**How to complete this task**
Locate each line below that includes "JSON" and reproduce it.

──────── Record excerpts

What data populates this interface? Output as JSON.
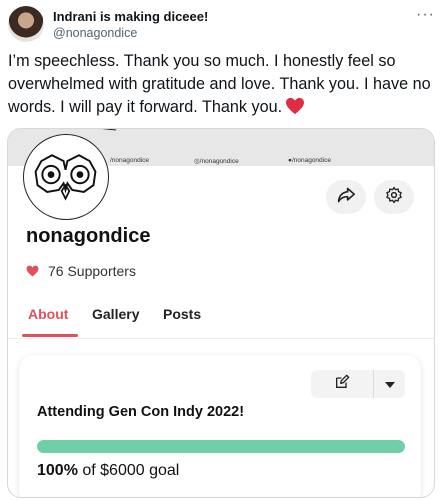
{
  "tweet": {
    "display_name": "Indrani is making diceee!",
    "handle": "@nonagondice",
    "more_icon": "more-horizontal-icon",
    "text": "I’m speechless. Thank you so much. I honestly feel so overwhelmed with gratitude and love. Thank you. I have no words. I will pay it forward. Thank you."
  },
  "profile": {
    "banner_links": [
      "/nonagondice",
      "/nonagondice",
      "/nonagondice"
    ],
    "creator_name": "nonagondice",
    "supporters_text": "76 Supporters",
    "tabs": [
      {
        "label": "About",
        "active": true
      },
      {
        "label": "Gallery",
        "active": false
      },
      {
        "label": "Posts",
        "active": false
      }
    ]
  },
  "goal": {
    "title": "Attending Gen Con Indy 2022!",
    "percent_label": "100%",
    "goal_label": " of $6000 goal",
    "progress": 1.0
  },
  "colors": {
    "accent": "#e0515d",
    "progress": "#6fcfa6",
    "heart": "#e0505a"
  }
}
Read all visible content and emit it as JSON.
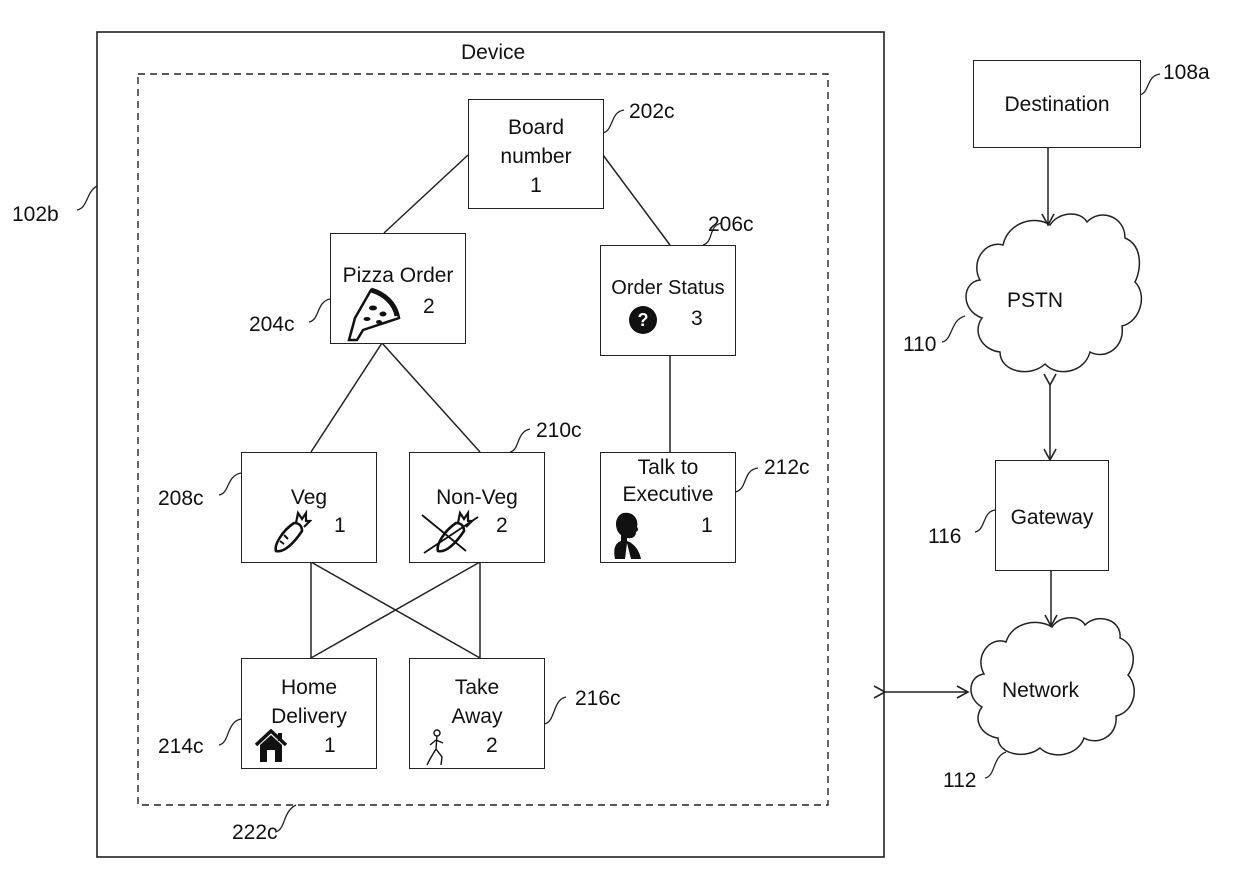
{
  "device": {
    "title": "Device",
    "ref": "102b",
    "group_ref": "222c"
  },
  "nodes": {
    "board": {
      "label_line1": "Board",
      "label_line2": "number",
      "number": "1",
      "ref": "202c"
    },
    "pizza": {
      "label": "Pizza Order",
      "number": "2",
      "ref": "204c",
      "icon": "pizza-slice-icon"
    },
    "status": {
      "label": "Order Status",
      "number": "3",
      "ref": "206c",
      "icon": "question-circle-icon",
      "icon_glyph": "?"
    },
    "veg": {
      "label": "Veg",
      "number": "1",
      "ref": "208c",
      "icon": "carrot-icon"
    },
    "nonveg": {
      "label": "Non-Veg",
      "number": "2",
      "ref": "210c",
      "icon": "crossed-carrot-icon"
    },
    "executive": {
      "label_line1": "Talk to",
      "label_line2": "Executive",
      "number": "1",
      "ref": "212c",
      "icon": "person-silhouette-icon"
    },
    "home": {
      "label_line1": "Home",
      "label_line2": "Delivery",
      "number": "1",
      "ref": "214c",
      "icon": "house-icon"
    },
    "takeaway": {
      "label_line1": "Take",
      "label_line2": "Away",
      "number": "2",
      "ref": "216c",
      "icon": "walking-person-icon"
    }
  },
  "external": {
    "destination": {
      "label": "Destination",
      "ref": "108a"
    },
    "pstn": {
      "label": "PSTN",
      "ref": "110"
    },
    "gateway": {
      "label": "Gateway",
      "ref": "116"
    },
    "network": {
      "label": "Network",
      "ref": "112"
    }
  },
  "colors": {
    "line": "#222222",
    "background": "#ffffff",
    "text": "#111111"
  }
}
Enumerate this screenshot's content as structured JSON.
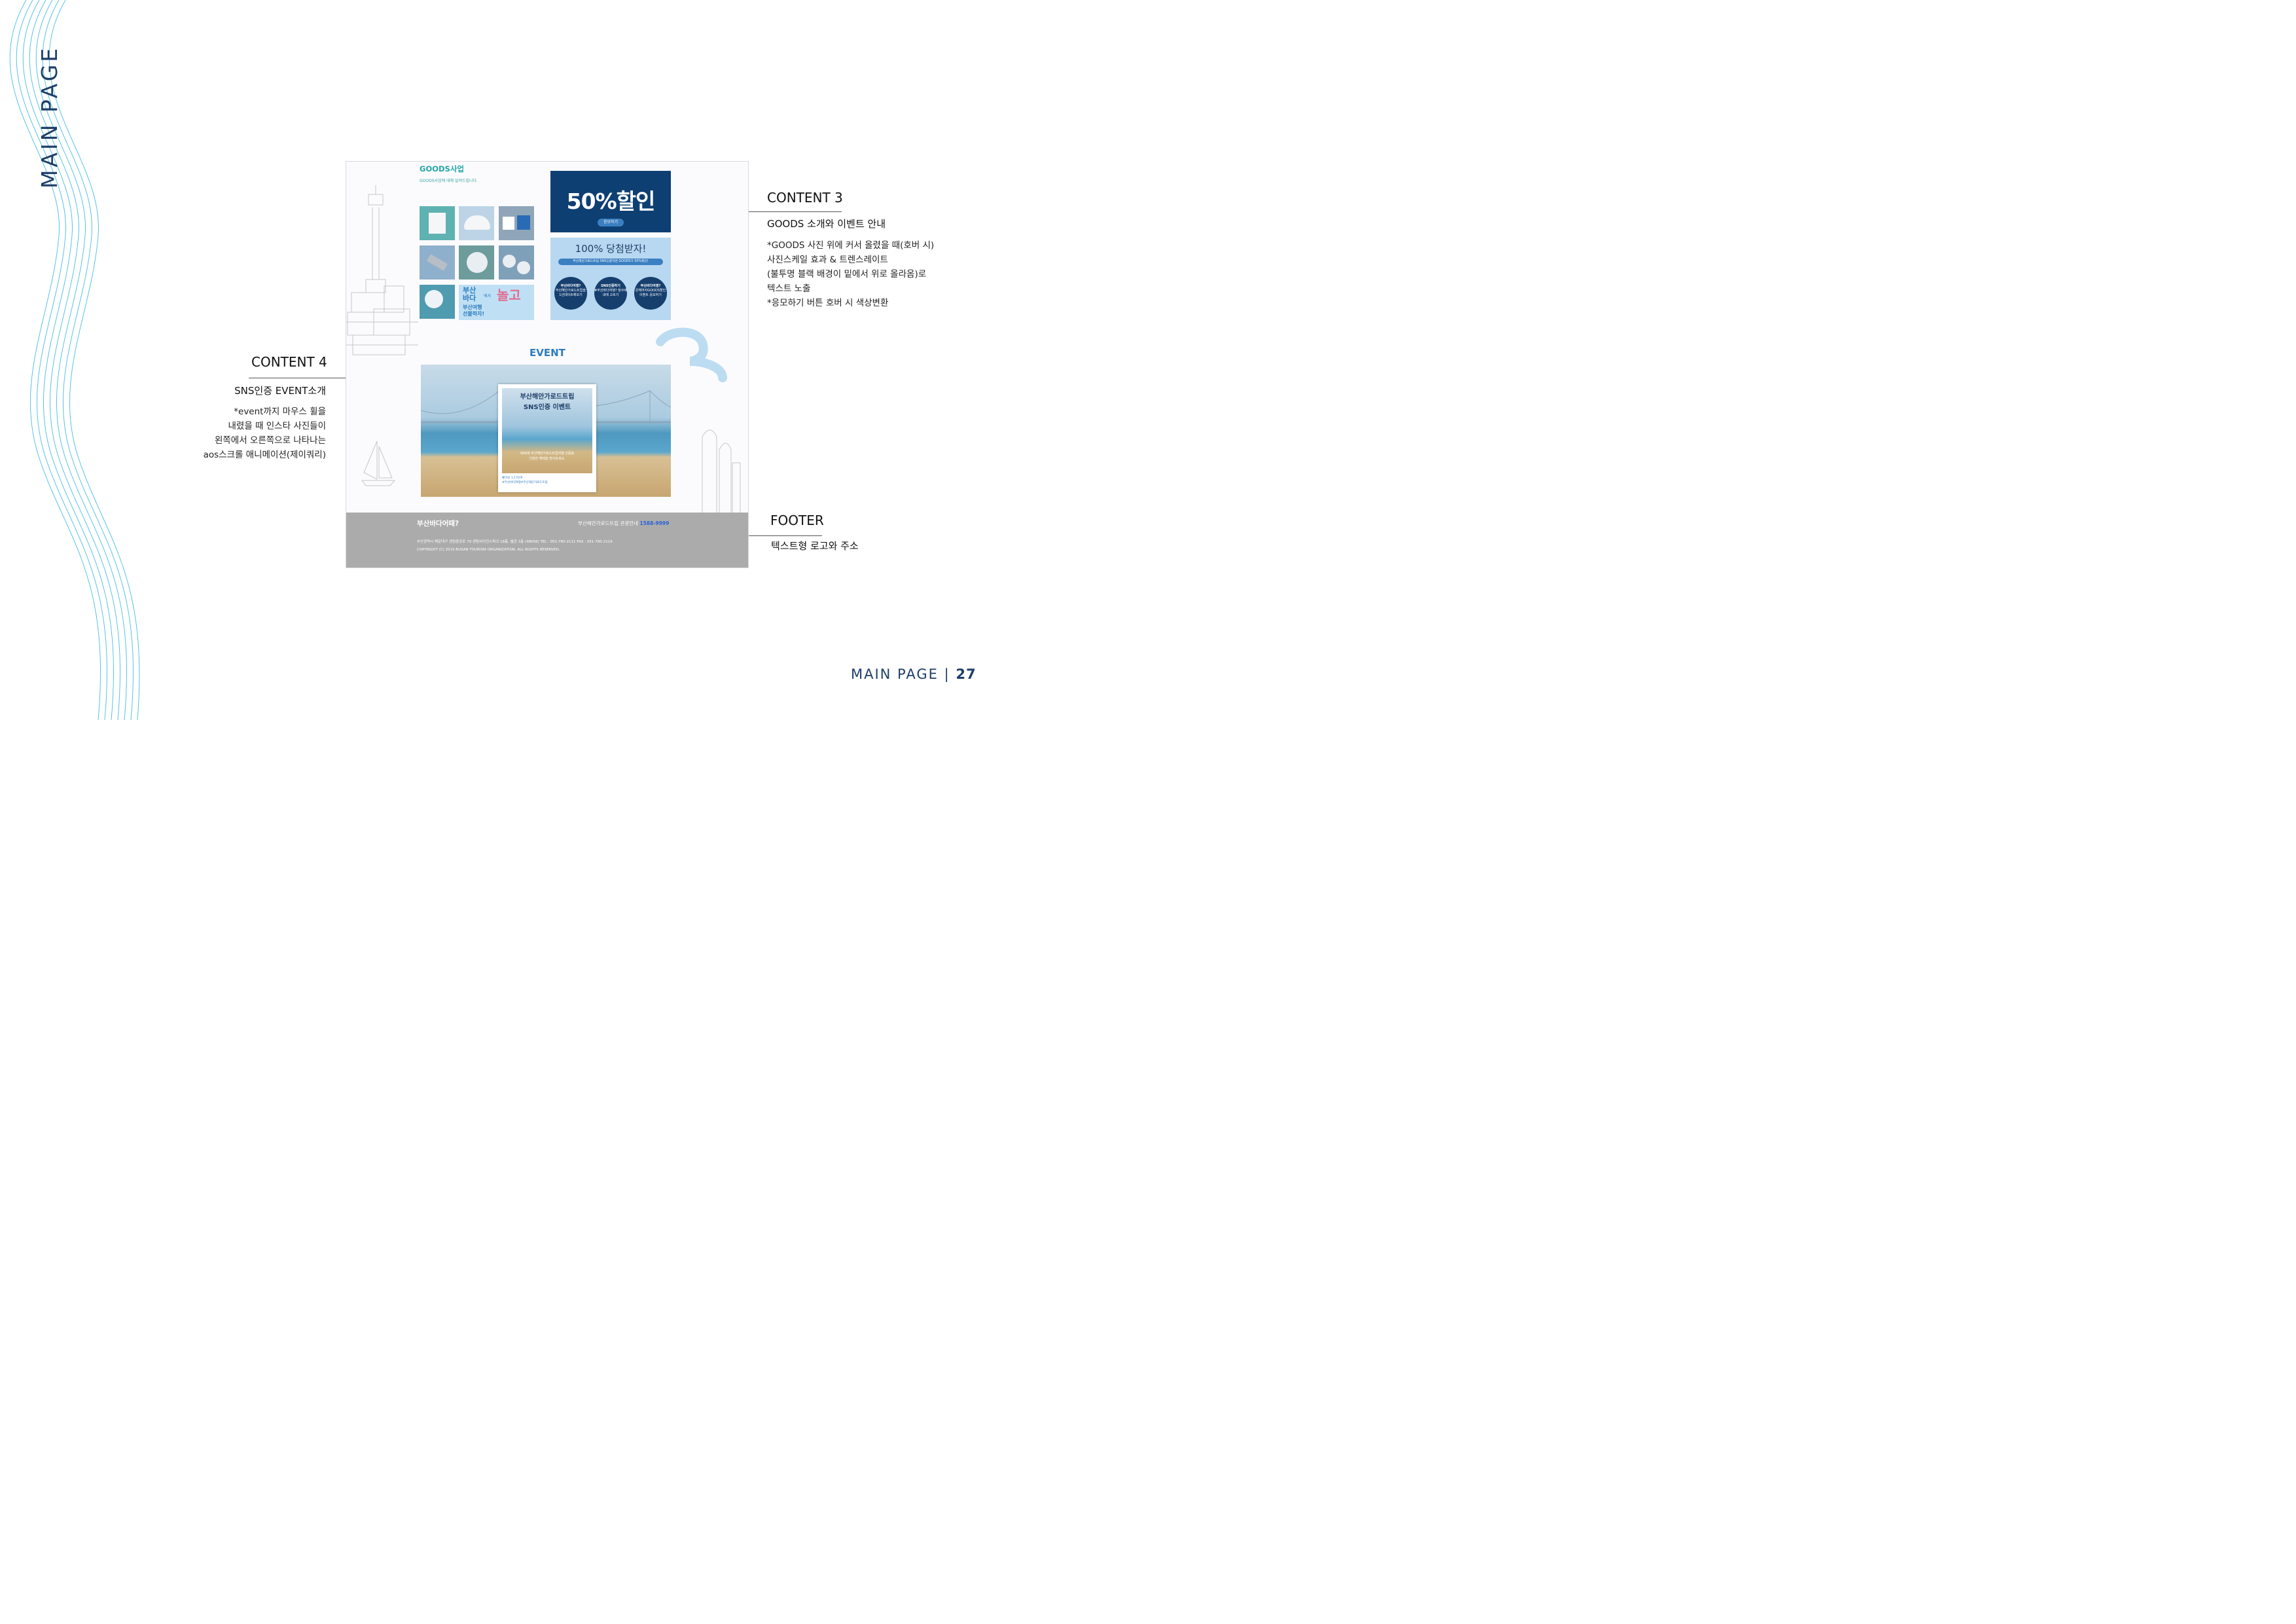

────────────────

**Response for this exercise**
What data populates this interface? Output as JSON.
Read all visible content and emit it as JSON.
Enumerate this screenshot's content as structured JSON.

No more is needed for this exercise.